By JOHN BURNETT
Tribune-Herald staff writer
A Kona grand jury has indicted a former employee of a Kona coffee grower for allegedly stealing cash from the company that employed him.
The nine-count indictment dated June 18 charges 40-year-old John Jason Walaskay with two counts each of first-degree theft and use of a computer in the commission of a separate crime and five counts of second-degree theft. The document states that Walaskay stole money from Kona’s Best Natural Coffee LLC on seven occasions between March 1, 2009, and April 30, 2010.
“I can tell you it’s in excess of $120,000,” said police Lt. Gerald Wike of the Kona Criminal Investigations Section when asked Thursday how much money Walaskay is alleged to have stolen. Joseph Fagundes III, a Kona attorney who represents the coffee company, on Friday called that figure “a conservative estimate.” Fagundes said that Walaskay was an accountant and comptroller for Kona’s Best Natural Coffee.

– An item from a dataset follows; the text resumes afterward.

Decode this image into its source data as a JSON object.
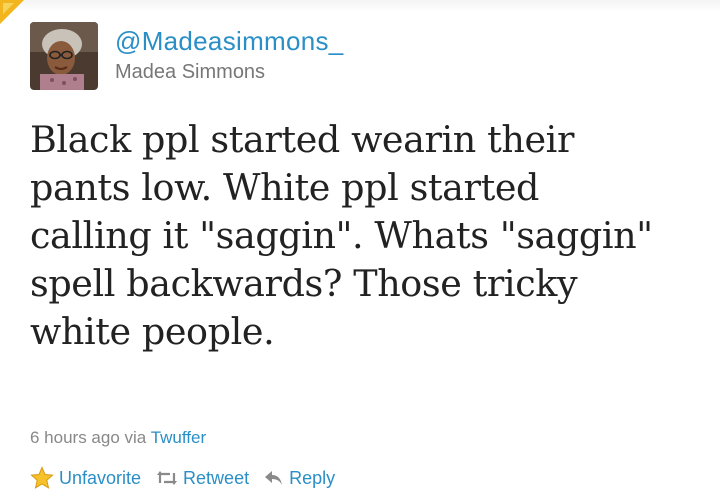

“What was discovered while he was working there, is that there are inconsistencies in the records of the accountings between what was checked in the QuickBooks and what was coming back as cancelled checks,” Fagundes said. “So in essence, what was being shown in the records was payments being made to certain creditors and vendors when, in fact, the actual checks were being made out to Mr. Walaskay.”

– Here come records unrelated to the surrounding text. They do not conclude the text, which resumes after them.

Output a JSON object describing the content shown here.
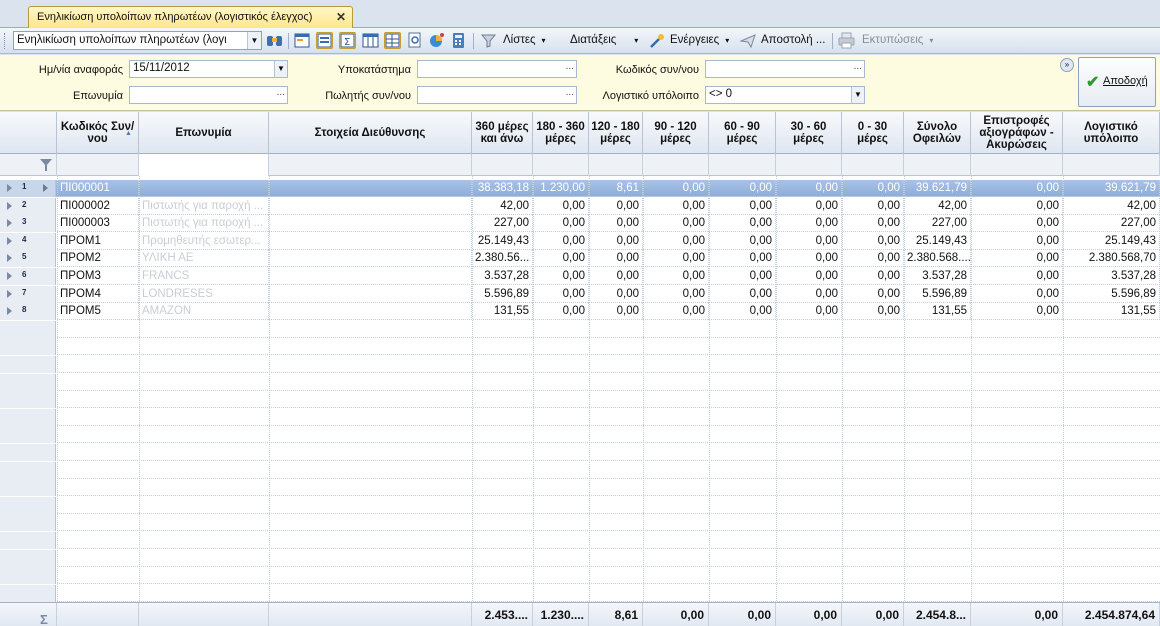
{
  "tab": {
    "title": "Ενηλικίωση υπολοίπων πληρωτέων (λογιστικός έλεγχος)",
    "close": "✕"
  },
  "toolbar": {
    "view_combo": "Ενηλικίωση υπολοίπων πληρωτέων (λογι",
    "lists_label": "Λίστες",
    "settings_label": "Διατάξεις",
    "actions_label": "Ενέργειες",
    "send_label": "Αποστολή ...",
    "print_label": "Εκτυπώσεις",
    "dropdown_glyph": "▾"
  },
  "filters": {
    "date_label": "Ημ/νία αναφοράς",
    "date_value": "15/11/2012",
    "branch_label": "Υποκατάστημα",
    "branch_value": "",
    "code_label": "Κωδικός συν/νου",
    "code_value": "",
    "name_label": "Επωνυμία",
    "name_value": "",
    "seller_label": "Πωλητής συν/νου",
    "seller_value": "",
    "balance_label": "Λογιστικό υπόλοιπο",
    "balance_value": "<> 0",
    "dots": "...",
    "accept_label": "Αποδοχή"
  },
  "grid": {
    "columns": [
      "Κωδικός Συν/νου",
      "Επωνυμία",
      "Στοιχεία Διεύθυνσης",
      "360 μέρες και άνω",
      "180 - 360 μέρες",
      "120 - 180 μέρες",
      "90 - 120 μέρες",
      "60 - 90 μέρες",
      "30 - 60 μέρες",
      "0 - 30 μέρες",
      "Σύνολο Οφειλών",
      "Επιστροφές αξιογράφων - Ακυρώσεις",
      "Λογιστικό υπόλοιπο"
    ],
    "rows": [
      {
        "n": "1",
        "code": "ΠΙ000001",
        "name": "",
        "addr": "",
        "c360": "38.383,18",
        "c180": "1.230,00",
        "c120": "8,61",
        "c90": "0,00",
        "c60": "0,00",
        "c30": "0,00",
        "c0": "0,00",
        "total": "39.621,79",
        "ret": "0,00",
        "bal": "39.621,79"
      },
      {
        "n": "2",
        "code": "ΠΙ000002",
        "name": "Πιστωτής για παροχή ...",
        "addr": "",
        "c360": "42,00",
        "c180": "0,00",
        "c120": "0,00",
        "c90": "0,00",
        "c60": "0,00",
        "c30": "0,00",
        "c0": "0,00",
        "total": "42,00",
        "ret": "0,00",
        "bal": "42,00"
      },
      {
        "n": "3",
        "code": "ΠΙ000003",
        "name": "Πιστωτής για παροχή ...",
        "addr": "",
        "c360": "227,00",
        "c180": "0,00",
        "c120": "0,00",
        "c90": "0,00",
        "c60": "0,00",
        "c30": "0,00",
        "c0": "0,00",
        "total": "227,00",
        "ret": "0,00",
        "bal": "227,00"
      },
      {
        "n": "4",
        "code": "ΠΡΟΜ1",
        "name": "Προμηθευτής εσωτερ...",
        "addr": "",
        "c360": "25.149,43",
        "c180": "0,00",
        "c120": "0,00",
        "c90": "0,00",
        "c60": "0,00",
        "c30": "0,00",
        "c0": "0,00",
        "total": "25.149,43",
        "ret": "0,00",
        "bal": "25.149,43"
      },
      {
        "n": "5",
        "code": "ΠΡΟΜ2",
        "name": "ΥΛΙΚΗ ΑΕ",
        "addr": "",
        "c360": "2.380.56...",
        "c180": "0,00",
        "c120": "0,00",
        "c90": "0,00",
        "c60": "0,00",
        "c30": "0,00",
        "c0": "0,00",
        "total": "2.380.568....",
        "ret": "0,00",
        "bal": "2.380.568,70"
      },
      {
        "n": "6",
        "code": "ΠΡΟΜ3",
        "name": "FRANCS",
        "addr": "",
        "c360": "3.537,28",
        "c180": "0,00",
        "c120": "0,00",
        "c90": "0,00",
        "c60": "0,00",
        "c30": "0,00",
        "c0": "0,00",
        "total": "3.537,28",
        "ret": "0,00",
        "bal": "3.537,28"
      },
      {
        "n": "7",
        "code": "ΠΡΟΜ4",
        "name": "LONDRESES",
        "addr": "",
        "c360": "5.596,89",
        "c180": "0,00",
        "c120": "0,00",
        "c90": "0,00",
        "c60": "0,00",
        "c30": "0,00",
        "c0": "0,00",
        "total": "5.596,89",
        "ret": "0,00",
        "bal": "5.596,89"
      },
      {
        "n": "8",
        "code": "ΠΡΟΜ5",
        "name": "AMAZON",
        "addr": "",
        "c360": "131,55",
        "c180": "0,00",
        "c120": "0,00",
        "c90": "0,00",
        "c60": "0,00",
        "c30": "0,00",
        "c0": "0,00",
        "total": "131,55",
        "ret": "0,00",
        "bal": "131,55"
      }
    ],
    "totals": {
      "sigma": "Σ",
      "c360": "2.453....",
      "c180": "1.230....",
      "c120": "8,61",
      "c90": "0,00",
      "c60": "0,00",
      "c30": "0,00",
      "c0": "0,00",
      "total": "2.454.8...",
      "ret": "0,00",
      "bal": "2.454.874,64"
    }
  },
  "colors": {
    "accent": "#ffe58a",
    "selected_row": "#9bb6de",
    "filter_bg": "#fdfbe0"
  }
}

First-degree theft, which is theft of $20,000 or more, is a Class B felony punishable by up to 10 years imprisonment. Second-degree theft, which is theft of $300 or more, is a Class C felony punishable by up to five years in prison. Use of a computer in the commission of a separate crime is “an offense or grade, as the case may be, greater than the offense facilitated.” If convicted on all counts and sentenced to consecutive terms, Walaskay could face up to 75 years in prison.
The 40-year-old Walaskay was living in Waimea when police started investigating the case in 2010, Wike said. Fagundes said that Walaskay is no longer on the island.

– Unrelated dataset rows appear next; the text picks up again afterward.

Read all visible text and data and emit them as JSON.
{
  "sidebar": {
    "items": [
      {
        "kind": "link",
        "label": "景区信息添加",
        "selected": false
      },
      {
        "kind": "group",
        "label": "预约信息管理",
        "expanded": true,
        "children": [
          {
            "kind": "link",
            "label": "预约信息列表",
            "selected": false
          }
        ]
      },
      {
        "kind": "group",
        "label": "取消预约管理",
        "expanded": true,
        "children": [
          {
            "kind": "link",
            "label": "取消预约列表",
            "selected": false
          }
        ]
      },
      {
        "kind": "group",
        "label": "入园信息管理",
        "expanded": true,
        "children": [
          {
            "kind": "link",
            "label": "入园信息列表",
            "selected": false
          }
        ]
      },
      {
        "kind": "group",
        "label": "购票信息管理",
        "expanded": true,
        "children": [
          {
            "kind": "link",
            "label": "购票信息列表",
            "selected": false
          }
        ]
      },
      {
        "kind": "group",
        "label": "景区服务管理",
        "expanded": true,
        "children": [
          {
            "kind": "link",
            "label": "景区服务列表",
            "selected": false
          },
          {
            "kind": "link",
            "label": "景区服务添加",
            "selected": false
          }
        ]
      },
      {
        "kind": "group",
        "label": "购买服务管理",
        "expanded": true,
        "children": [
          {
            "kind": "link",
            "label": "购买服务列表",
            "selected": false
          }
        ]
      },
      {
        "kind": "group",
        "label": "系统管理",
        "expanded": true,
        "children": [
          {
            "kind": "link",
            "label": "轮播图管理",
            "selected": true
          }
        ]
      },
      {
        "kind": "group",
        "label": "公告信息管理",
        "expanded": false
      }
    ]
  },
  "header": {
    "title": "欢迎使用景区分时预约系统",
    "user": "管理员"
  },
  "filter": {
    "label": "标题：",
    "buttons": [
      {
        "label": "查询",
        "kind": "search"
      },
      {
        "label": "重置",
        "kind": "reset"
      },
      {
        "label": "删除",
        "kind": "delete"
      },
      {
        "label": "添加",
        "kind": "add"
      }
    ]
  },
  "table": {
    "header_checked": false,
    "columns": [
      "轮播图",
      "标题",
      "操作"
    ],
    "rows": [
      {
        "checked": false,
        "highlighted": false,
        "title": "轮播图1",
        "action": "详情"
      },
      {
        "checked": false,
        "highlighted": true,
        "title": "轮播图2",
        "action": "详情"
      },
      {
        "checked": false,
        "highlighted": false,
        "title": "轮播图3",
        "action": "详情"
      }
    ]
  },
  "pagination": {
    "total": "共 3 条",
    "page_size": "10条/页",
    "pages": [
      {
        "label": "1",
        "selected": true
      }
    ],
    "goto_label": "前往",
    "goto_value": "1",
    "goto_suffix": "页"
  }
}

“Actually, he has been located,” Fagundes said. “He’s been under surveillance by federal authorities for some time now ….”
Deputy Prosecutor Kimberly Taniyama said Friday that she didn’t know Walaskay’s whereabouts, but said that the state intends to extradite Walaskay for court proceedings “if we can find him.”
A search of court records turned up no previous criminal convictions for Walaskay in Hawaii.
A bench warrant set Walaskay’s bail at $100,000 and stipulated that Walaskay was not to make contact with the victims in the case, Brent Hight and Cathy Kleger of Koa Coffee Plantation and Fagundes. The state Department of Commerce and Consumer Affairs website lists Hight as the agent for Kona’s Best Natural Coffee LLC, and the Hawaii Coffee Association website also lists Hight as the organization’s treasurer.
Email John Burnett at firstname.lastname@example.org.